4. Homeland Security Officer
The U.S. Department of Homeland Security is an arm of the federal government that helps to protect American citizens from natural disasters, threats to border security, terrorist attacks and other scenarios that can impact national safety. It is currently the third largest cabinet department, with over 240,000 employees reported as of 2017. This department offers a variety of jobs, from entry level to senior, in several disciplines.
Among the broader roles in the department is that of homeland security officer, a role which can handle a variety of functions to provide targeted and swift response in the event of unforeseen emergencies. This officer position also evolves strategies to protect the country against future incidents. Officers not only work in disaster preparedness, emergency response, immigration and travel security, but can also serve in other professions like medicine and law.
Interested in helping secure U.S. borders, working in communities to minimize the effects of natural disasters or responding to terrorist attacks both domestic and abroad? As a homeland security officer, having access to such highly sensitive information requires skills in leadership, communication, problem solving and diplomacy. Applicants to this position are required to undergo a full background investigation, pass a drug screening and be a U.S. citizen.
5. Disaster Recovery Specialist

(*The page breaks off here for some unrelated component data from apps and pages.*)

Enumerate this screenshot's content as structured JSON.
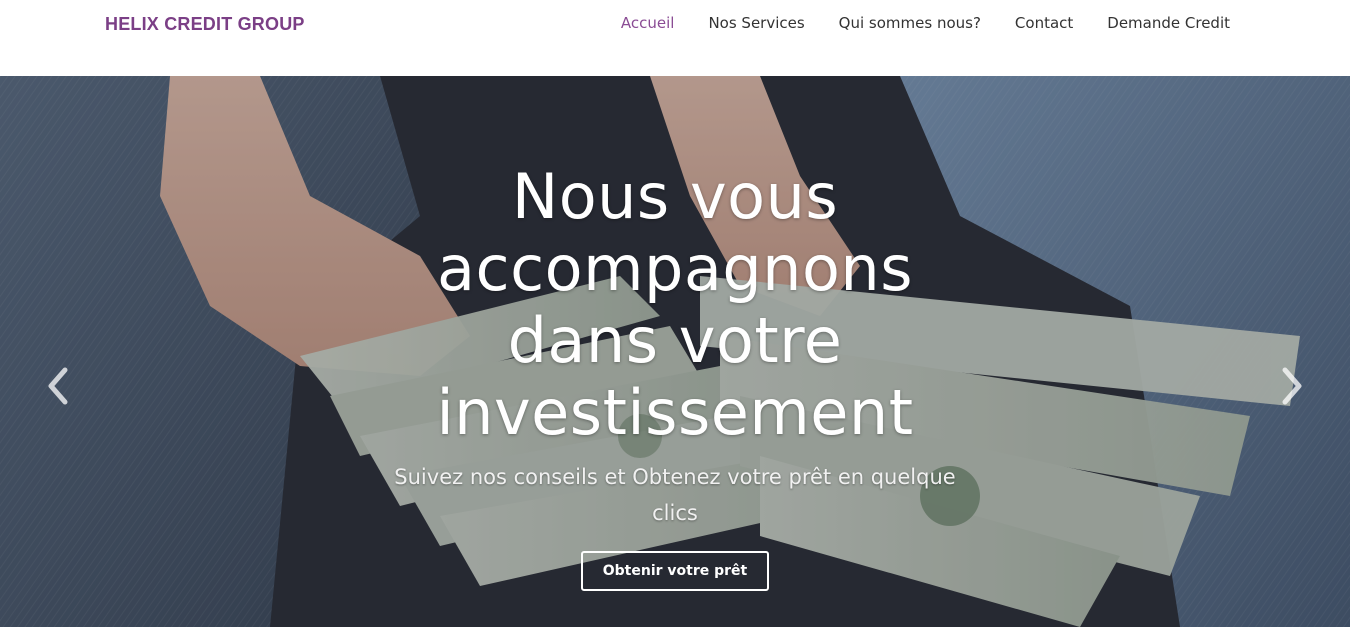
{
  "brand": "HELIX CREDIT GROUP",
  "nav": [
    {
      "label": "Accueil",
      "active": true
    },
    {
      "label": "Nos Services"
    },
    {
      "label": "Qui sommes nous?"
    },
    {
      "label": "Contact"
    },
    {
      "label": "Demande Credit"
    }
  ],
  "hero": {
    "headline": "Nous vous accompagnons dans votre investissement",
    "subtitle": "Suivez nos conseils et Obtenez votre prêt en quelque clics",
    "cta": "Obtenir votre prêt",
    "prev_icon": "chevron-left-icon",
    "next_icon": "chevron-right-icon"
  },
  "colors": {
    "brand": "#7b3f86",
    "nav_active": "#8a4c94",
    "nav_text": "#333333",
    "hero_text": "#ffffff"
  }
}
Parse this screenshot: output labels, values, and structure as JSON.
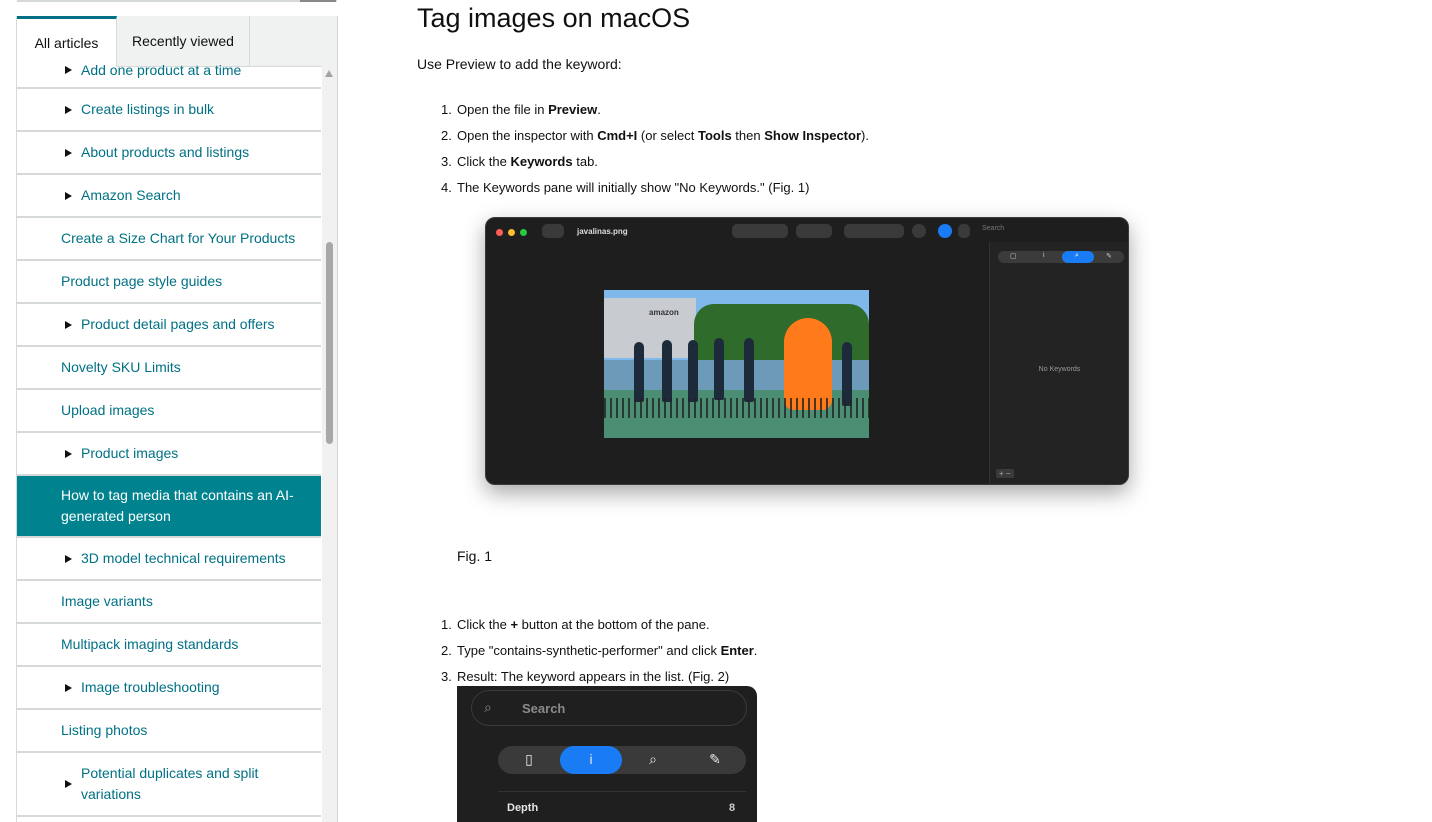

Certain geographic regions have a higher probability for recurring disasters like droughts, snowstorms, hurricanes and earthquakes based on unavoidable environmental and geophysical factors. These natural occurrences have the potential to affect a large percentage of the population and their surroundings, making disaster recovery specialists crucial to helping communities in at-risk areas get the assistance they need in the days and weeks following a catastrophic event.
Among a disaster recovery specialist’s primary duties are identifying hazards, analyzing potential risks and working to minimize any dangers to human life and property. This includes developing strategic plans to safeguard essential public services and educating the community on best practices that can reduce the potential impact brought on by weather-related events and other occurrences.
Many disaster recovery specialists must meet with both the public and the press, making strong verbal and written communication skills essential. Additionally, quick critical thinking and the ability to stay composed while leading diverse teams of individuals under high stress situations is critical. Fortunately, for those inspired to safeguard society,, there is a universal need for professionals to organize emergency responder training and develop well-organized strategies for hazard-prone areas of the world.
Learn More About Your Potential Career in Emergency Management and Homeland Security
Pursuing a career in emergency management and homeland security can help you join a community of first-responders, leaders and humanitarians working to keep the nation and the world safe from harm. Careers in this field are more important than ever before. Whether you are interested in becoming an emergency response training coordinator, a disaster recovery specialist or any of the other important roles in this field, you can learn more about developing your qualifications in ASU’s online Emergency Management & Homeland Security master’s program - an advanced degree focused on specialized skills for impacting the future of public safety.